In the aftermath of the multi-billion dollar disaster from Hurricane Katrina, and a subsequent blow from Hurricane Rita, Mississippi Farm Bureau leaders, staff, and members throughout the state worked round the clock to lend aid to farmers and rural communities devastated by the storms.

“No sector of agriculture was left untouched,” Waide says.

The organization led efforts to get desperately needed fuel to farmers to keep critical operations going, and feed and supplies to help them keep their animals from dying. It also managed money that was donated to the relief effort and made sure funds got to producers in need.

Increasing visibility of agriculture

As part of his goal to increase the visibility of agriculture in the state, Waide oversaw the launch of a new four-color magazine, Mississippi Farm Country, and Mississippi was among the earliest state Farm Bureaus to establish a website and open Facebook and Twitter accounts.

“I’m also very proud of our ag image campaign, The Farmers of Mississippi, which we launched in February with TV spots, billboards, radio ads, and other promotional efforts,” he says.

“Most consumers nowadays are generations removed from farm life, and this campaign is designed to give them confidence in our food supply and make them more aware of the important role that agriculture and our state’s farmers play in their lives.”

The campaign, financed by Farm Bureau and contributions from dozens of partnering organizations and agribusinesses, will be expanded in 2011.

Waide has not announced future plans, other than returning to his farming
operation.

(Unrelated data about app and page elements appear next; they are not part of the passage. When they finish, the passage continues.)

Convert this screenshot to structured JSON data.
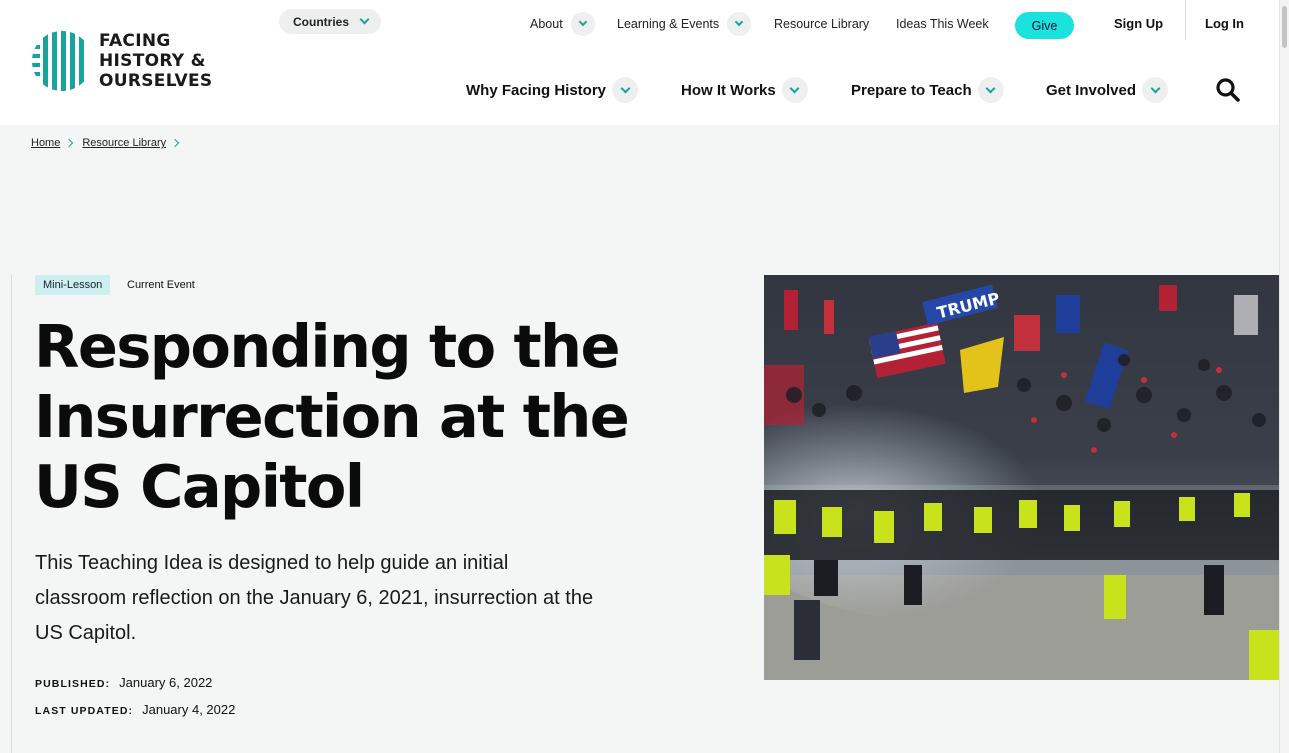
{
  "header": {
    "logo": {
      "line1": "FACING",
      "line2": "HISTORY &",
      "line3": "OURSELVES"
    },
    "countries_label": "Countries",
    "utility_nav": [
      {
        "label": "About",
        "has_dropdown": true
      },
      {
        "label": "Learning & Events",
        "has_dropdown": true
      },
      {
        "label": "Resource Library",
        "has_dropdown": false
      },
      {
        "label": "Ideas This Week",
        "has_dropdown": false
      }
    ],
    "give_label": "Give",
    "signup_label": "Sign Up",
    "login_label": "Log In",
    "main_nav": [
      {
        "label": "Why Facing History"
      },
      {
        "label": "How It Works"
      },
      {
        "label": "Prepare to Teach"
      },
      {
        "label": "Get Involved"
      }
    ]
  },
  "breadcrumb": [
    "Home",
    "Resource Library"
  ],
  "article": {
    "tags": {
      "type": "Mini-Lesson",
      "category": "Current Event"
    },
    "title_lines": [
      "Responding to the",
      "Insurrection at the",
      "US Capitol"
    ],
    "description_lines": [
      "This Teaching Idea is designed to help guide an initial",
      "classroom reflection on the January 6, 2021, insurrection at the",
      "US Capitol."
    ],
    "published_label": "PUBLISHED:",
    "published_value": "January 6, 2022",
    "updated_label": "LAST UPDATED:",
    "updated_value": "January 4, 2022"
  },
  "image": {
    "flag_text_1": "TRUMP"
  },
  "colors": {
    "brand_teal": "#18a39c",
    "give_button": "#19e3dc",
    "tag_background": "#cdeff0",
    "page_background": "#f4f6f5"
  },
  "icons": [
    "chevron-down-icon",
    "search-icon",
    "chevron-right-icon"
  ]
}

Although he has been mentioned as a possible candidate for
governor, lieutenant governor, and commissioner of agriculture in 2011
statewide elections, he said at the annual meeting that he won’t seek any
elective state office next year. After having served as Farm Bureau
president, Waide said, “there is no position in Mississippi that wouldn’t be
a demotion."

Randy Knight, Pelahatchie, Miss., dairyman and vice president for central Mississippi, was elected to succeed Waide as president.

“No other president in the history of Mississippi Farm Bureau has worked harder to represent the people in agriculture,” Knight says. “His contributions have truly made a difference to everyone involved in agriculture and Farm Bureau.”